Exercise brief:
For every line in the data below that contains "value", copy the line.

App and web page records
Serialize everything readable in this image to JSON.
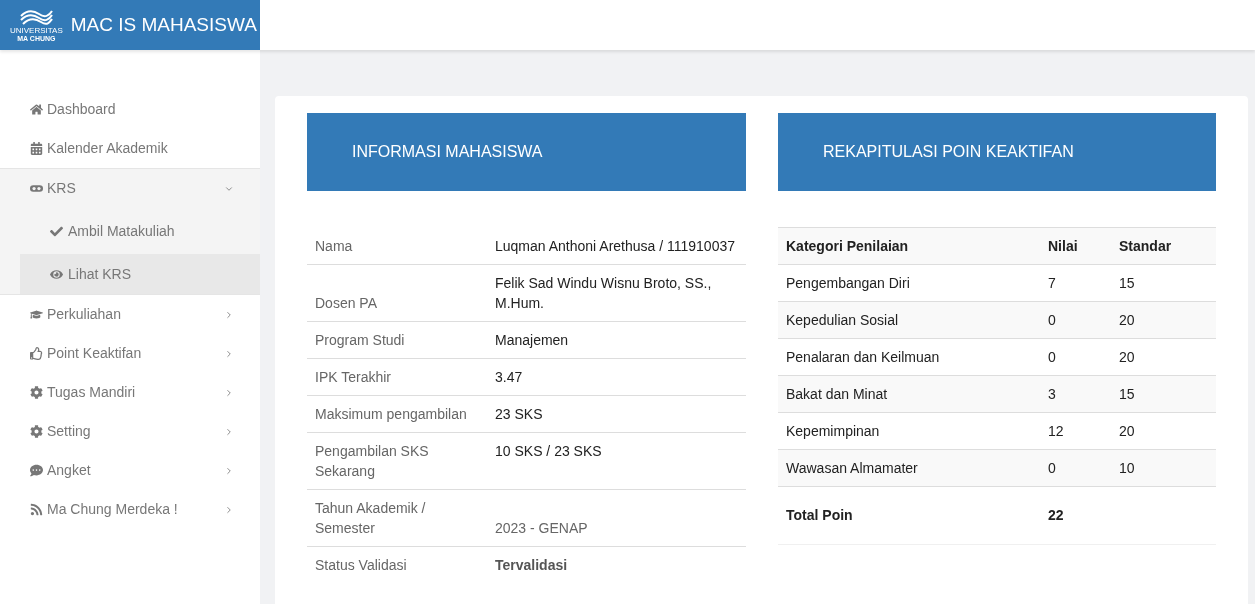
{
  "brand": {
    "title": "MAC IS MAHASISWA",
    "logo_small": "UNIVERSITAS",
    "logo_name": "MA CHUNG"
  },
  "sidebar": {
    "items": [
      {
        "label": "Dashboard",
        "kind": "link"
      },
      {
        "label": "Kalender Akademik",
        "kind": "link"
      },
      {
        "label": "KRS",
        "kind": "menu",
        "expanded": true,
        "children": [
          {
            "label": "Ambil Matakuliah",
            "selected": false
          },
          {
            "label": "Lihat KRS",
            "selected": true
          }
        ]
      },
      {
        "label": "Perkuliahan",
        "kind": "menu",
        "expanded": false
      },
      {
        "label": "Point Keaktifan",
        "kind": "menu",
        "expanded": false
      },
      {
        "label": "Tugas Mandiri",
        "kind": "menu",
        "expanded": false
      },
      {
        "label": "Setting",
        "kind": "menu",
        "expanded": false
      },
      {
        "label": "Angket",
        "kind": "menu",
        "expanded": false
      },
      {
        "label": "Ma Chung Merdeka !",
        "kind": "menu",
        "expanded": false
      }
    ]
  },
  "info_panel": {
    "title": "INFORMASI MAHASISWA",
    "rows": [
      {
        "label": "Nama",
        "value": "Luqman Anthoni Arethusa / 111910037",
        "kind": "plain"
      },
      {
        "label": "Dosen PA",
        "value": "Felik Sad Windu Wisnu Broto, SS., M.Hum.",
        "kind": "plain"
      },
      {
        "label": "Program Studi",
        "value": "Manajemen",
        "kind": "plain"
      },
      {
        "label": "IPK Terakhir",
        "value": "3.47",
        "kind": "plain"
      },
      {
        "label": "Maksimum pengambilan",
        "value": "23 SKS",
        "kind": "plain"
      },
      {
        "label": "Pengambilan SKS Sekarang",
        "value": "10 SKS / 23 SKS",
        "kind": "plain"
      },
      {
        "label": "Tahun Akademik / Semester",
        "value": "2023 - GENAP",
        "kind": "muted"
      },
      {
        "label": "Status Validasi",
        "value": "Tervalidasi",
        "kind": "bold"
      }
    ]
  },
  "points_panel": {
    "title": "REKAPITULASI POIN KEAKTIFAN",
    "columns": [
      "Kategori Penilaian",
      "Nilai",
      "Standar"
    ],
    "rows": [
      [
        "Pengembangan Diri",
        "7",
        "15"
      ],
      [
        "Kepedulian Sosial",
        "0",
        "20"
      ],
      [
        "Penalaran dan Keilmuan",
        "0",
        "20"
      ],
      [
        "Bakat dan Minat",
        "3",
        "15"
      ],
      [
        "Kepemimpinan",
        "12",
        "20"
      ],
      [
        "Wawasan Almamater",
        "0",
        "10"
      ]
    ],
    "total": {
      "label": "Total Poin",
      "value": "22"
    }
  }
}
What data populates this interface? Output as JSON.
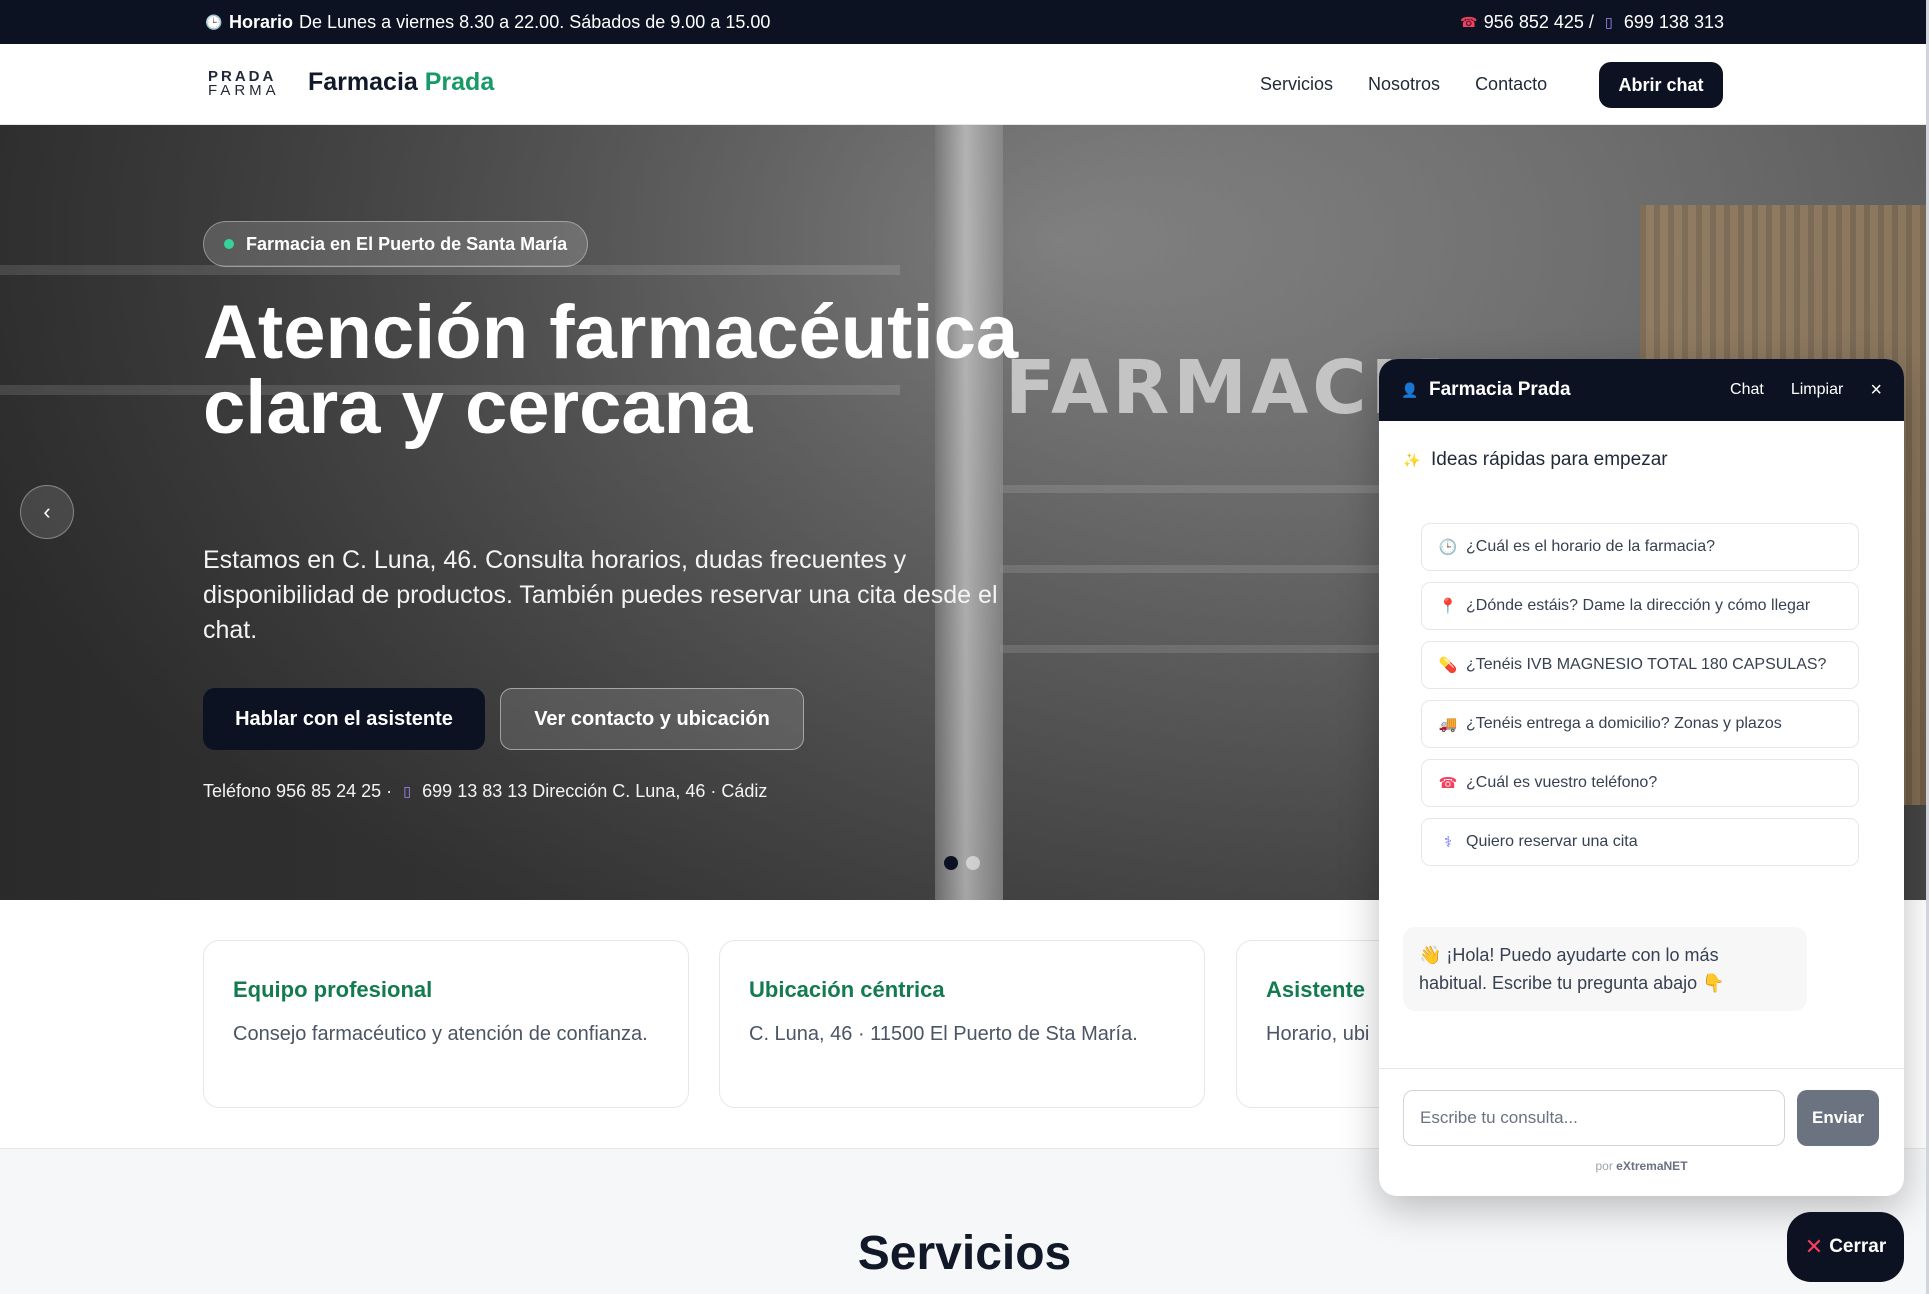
{
  "topbar": {
    "hours_label": "Horario",
    "hours_text": "De Lunes a viernes 8.30 a 22.00. Sábados de 9.00 a 15.00",
    "phone1": "956 852 425 /",
    "phone2": "699 138 313",
    "icons": [
      "clock-icon",
      "phone-icon",
      "mobile-icon"
    ]
  },
  "nav": {
    "logo_line1": "PRADA",
    "logo_line2": "FARMA",
    "brand_main": "Farmacia",
    "brand_accent": "Prada",
    "links": [
      "Servicios",
      "Nosotros",
      "Contacto"
    ],
    "cta": "Abrir chat",
    "accent_color": "#169a67"
  },
  "hero": {
    "badge": "Farmacia en El Puerto de Santa María",
    "title": "Atención farmacéutica clara y cercana",
    "description": "Estamos en C. Luna, 46. Consulta horarios, dudas frecuentes y disponibilidad de productos. También puedes reservar una cita desde el chat.",
    "btn_primary": "Hablar con el asistente",
    "btn_secondary": "Ver contacto y ubicación",
    "contact_line_1": "Teléfono 956 85 24 25 ·",
    "contact_line_2": "699 13 83 13 Dirección C. Luna, 46 · Cádiz",
    "sign_text": "FARMACIA I",
    "prev_arrow": "‹",
    "slides": 2,
    "active_slide": 1
  },
  "cards": [
    {
      "title": "Equipo profesional",
      "text": "Consejo farmacéutico y atención de confianza."
    },
    {
      "title": "Ubicación céntrica",
      "text": "C. Luna, 46 · 11500 El Puerto de Sta María."
    },
    {
      "title": "Asistente",
      "text": "Horario, ubi"
    }
  ],
  "section": {
    "title": "Servicios"
  },
  "chat": {
    "title": "Farmacia Prada",
    "action_chat": "Chat",
    "action_clear": "Limpiar",
    "close": "×",
    "ideas_title": "Ideas rápidas para empezar",
    "suggestions": [
      {
        "icon": "clock-icon",
        "glyph": "🕒",
        "text": "¿Cuál es el horario de la farmacia?"
      },
      {
        "icon": "pin-icon",
        "glyph": "📍",
        "text": "¿Dónde estáis? Dame la dirección y cómo llegar"
      },
      {
        "icon": "pill-icon",
        "glyph": "💊",
        "text": "¿Tenéis IVB MAGNESIO TOTAL 180 CAPSULAS?"
      },
      {
        "icon": "truck-icon",
        "glyph": "🚚",
        "text": "¿Tenéis entrega a domicilio? Zonas y plazos"
      },
      {
        "icon": "phone-icon",
        "glyph": "☎",
        "text": "¿Cuál es vuestro teléfono?"
      },
      {
        "icon": "stethoscope-icon",
        "glyph": "⚕",
        "text": "Quiero reservar una cita"
      }
    ],
    "greeting": "👋 ¡Hola! Puedo ayudarte con lo más habitual. Escribe tu pregunta abajo 👇",
    "input_placeholder": "Escribe tu consulta...",
    "send": "Enviar",
    "powered_prefix": "por",
    "powered_brand": "eXtremaNET"
  },
  "close_chat": "Cerrar"
}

Finished exercise:
        "value": "Luqman Anthoni Arethusa / 111910037",
        "value": "Felik Sad Windu Wisnu Broto, SS., M.Hum.",
        "value": "Manajemen",
        "value": "3.47",
        "value": "23 SKS",
        "value": "10 SKS / 23 SKS",
        "value": "2023 - GENAP",
        "value": "Tervalidasi",
      "value": "22"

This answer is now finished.